▶ _TASK REQUIREMENTS_:
Pictures are to be left out, and the rest of the records reproduced exactly.

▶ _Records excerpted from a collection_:
+---+
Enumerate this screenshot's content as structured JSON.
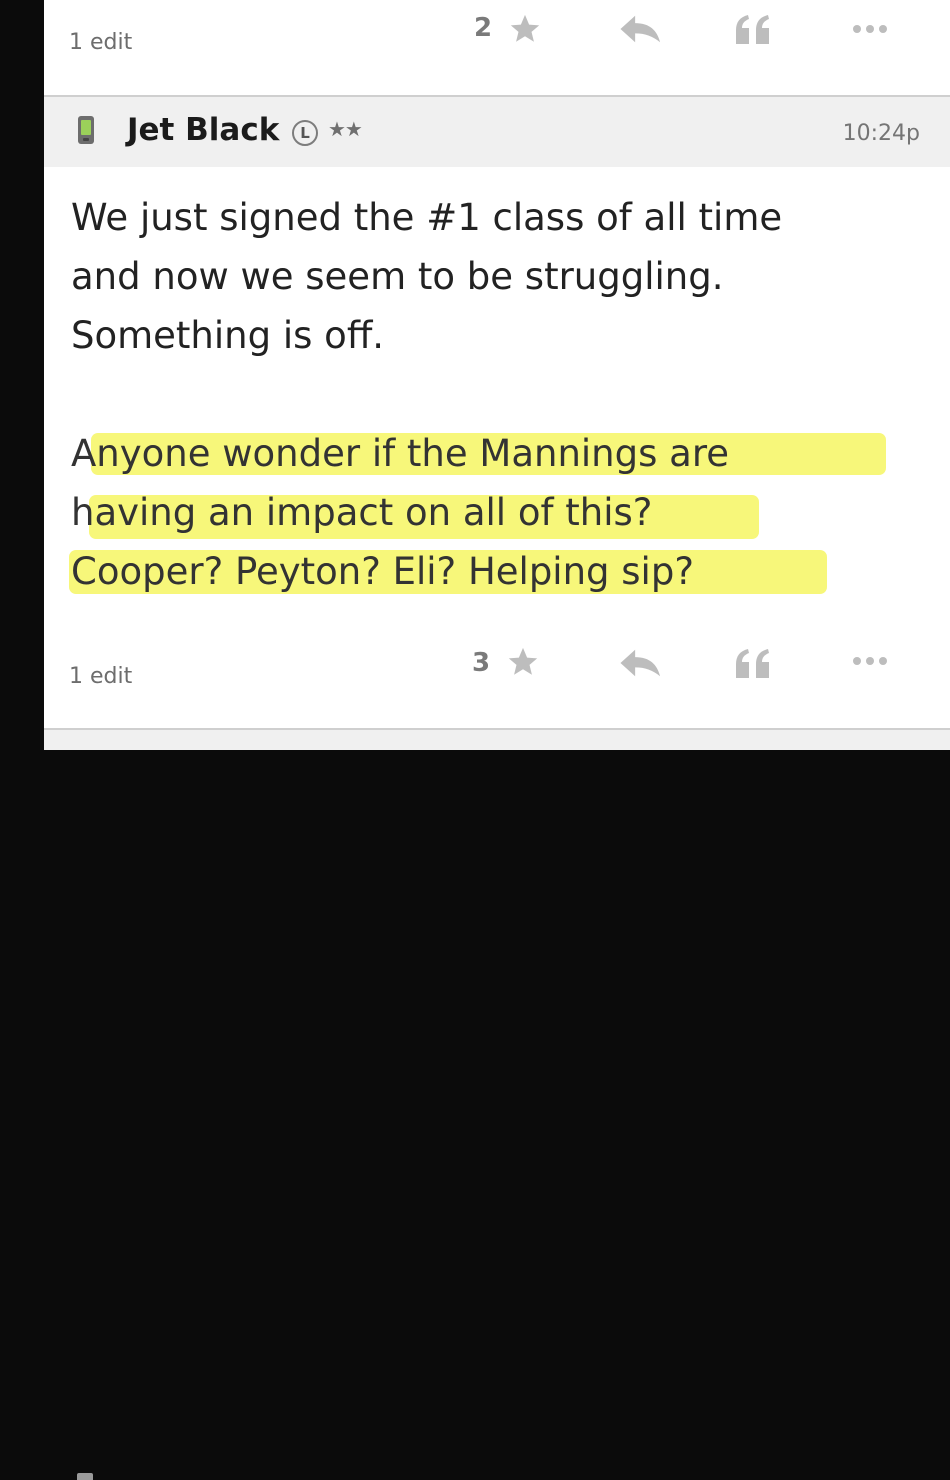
{
  "previous_post": {
    "edit_label": "1 edit",
    "score": "2",
    "icons": [
      "star-icon",
      "reply-icon",
      "quote-icon",
      "more-icon"
    ]
  },
  "post": {
    "author": "Jet Black",
    "badge": "L",
    "rank_stars": "★★",
    "time": "10:24p",
    "paragraph1": [
      "We just signed the #1 class of all time",
      "and now we seem to be struggling.",
      "Something is off."
    ],
    "paragraph2": [
      "Anyone wonder if the Mannings are",
      "having an impact on all of this?",
      "Cooper? Peyton? Eli? Helping sip?"
    ],
    "edit_label": "1 edit",
    "score": "3",
    "icons": [
      "phone-icon",
      "star-icon",
      "reply-icon",
      "quote-icon",
      "more-icon"
    ]
  },
  "colors": {
    "highlight": "#f4f446",
    "header_bg": "#f0f0f0",
    "separator": "#cfcfcf",
    "icon_gray": "#bdbdbd"
  }
}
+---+
▶ _YOUR SOLUTION_:
Enumerate this screenshot's content as structured JSON.
{
  "previous_post": {
    "edit_label": "1 edit",
    "score": "2",
    "icons": [
      "star-icon",
      "reply-icon",
      "quote-icon",
      "more-icon"
    ]
  },
  "post": {
    "author": "Jet Black",
    "badge": "L",
    "rank_stars": "★★",
    "time": "10:24p",
    "paragraph1": [
      "We just signed the #1 class of all time",
      "and now we seem to be struggling.",
      "Something is off."
    ],
    "paragraph2": [
      "Anyone wonder if the Mannings are",
      "having an impact on all of this?",
      "Cooper? Peyton? Eli? Helping sip?"
    ],
    "edit_label": "1 edit",
    "score": "3",
    "icons": [
      "phone-icon",
      "star-icon",
      "reply-icon",
      "quote-icon",
      "more-icon"
    ]
  },
  "colors": {
    "highlight": "#f4f446",
    "header_bg": "#f0f0f0",
    "separator": "#cfcfcf",
    "icon_gray": "#bdbdbd"
  }
}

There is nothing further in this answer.